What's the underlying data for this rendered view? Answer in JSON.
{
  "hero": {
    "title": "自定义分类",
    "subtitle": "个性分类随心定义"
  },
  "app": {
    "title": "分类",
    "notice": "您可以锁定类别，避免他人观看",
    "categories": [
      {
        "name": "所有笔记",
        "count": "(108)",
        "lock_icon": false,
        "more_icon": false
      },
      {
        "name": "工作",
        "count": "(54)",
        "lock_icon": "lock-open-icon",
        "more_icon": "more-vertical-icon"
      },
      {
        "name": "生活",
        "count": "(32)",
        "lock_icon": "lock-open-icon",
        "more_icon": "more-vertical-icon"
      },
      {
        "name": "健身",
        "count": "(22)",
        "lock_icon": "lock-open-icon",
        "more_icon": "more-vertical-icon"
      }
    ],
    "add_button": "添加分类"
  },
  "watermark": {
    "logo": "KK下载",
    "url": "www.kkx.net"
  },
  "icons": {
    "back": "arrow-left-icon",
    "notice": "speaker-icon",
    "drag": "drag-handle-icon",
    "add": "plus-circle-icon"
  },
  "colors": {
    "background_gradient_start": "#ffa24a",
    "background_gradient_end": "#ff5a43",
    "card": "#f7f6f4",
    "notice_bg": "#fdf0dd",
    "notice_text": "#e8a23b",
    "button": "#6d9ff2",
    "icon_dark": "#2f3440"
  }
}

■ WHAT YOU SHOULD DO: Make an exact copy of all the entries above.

■ ANSWER TO THE EXERCISE:
What's the underlying data for this rendered view? Answer in JSON.
{
  "hero": {
    "title": "自定义分类",
    "subtitle": "个性分类随心定义"
  },
  "app": {
    "title": "分类",
    "notice": "您可以锁定类别，避免他人观看",
    "categories": [
      {
        "name": "所有笔记",
        "count": "(108)",
        "lock_icon": false,
        "more_icon": false
      },
      {
        "name": "工作",
        "count": "(54)",
        "lock_icon": "lock-open-icon",
        "more_icon": "more-vertical-icon"
      },
      {
        "name": "生活",
        "count": "(32)",
        "lock_icon": "lock-open-icon",
        "more_icon": "more-vertical-icon"
      },
      {
        "name": "健身",
        "count": "(22)",
        "lock_icon": "lock-open-icon",
        "more_icon": "more-vertical-icon"
      }
    ],
    "add_button": "添加分类"
  },
  "watermark": {
    "logo": "KK下载",
    "url": "www.kkx.net"
  },
  "icons": {
    "back": "arrow-left-icon",
    "notice": "speaker-icon",
    "drag": "drag-handle-icon",
    "add": "plus-circle-icon"
  },
  "colors": {
    "background_gradient_start": "#ffa24a",
    "background_gradient_end": "#ff5a43",
    "card": "#f7f6f4",
    "notice_bg": "#fdf0dd",
    "notice_text": "#e8a23b",
    "button": "#6d9ff2",
    "icon_dark": "#2f3440"
  }
}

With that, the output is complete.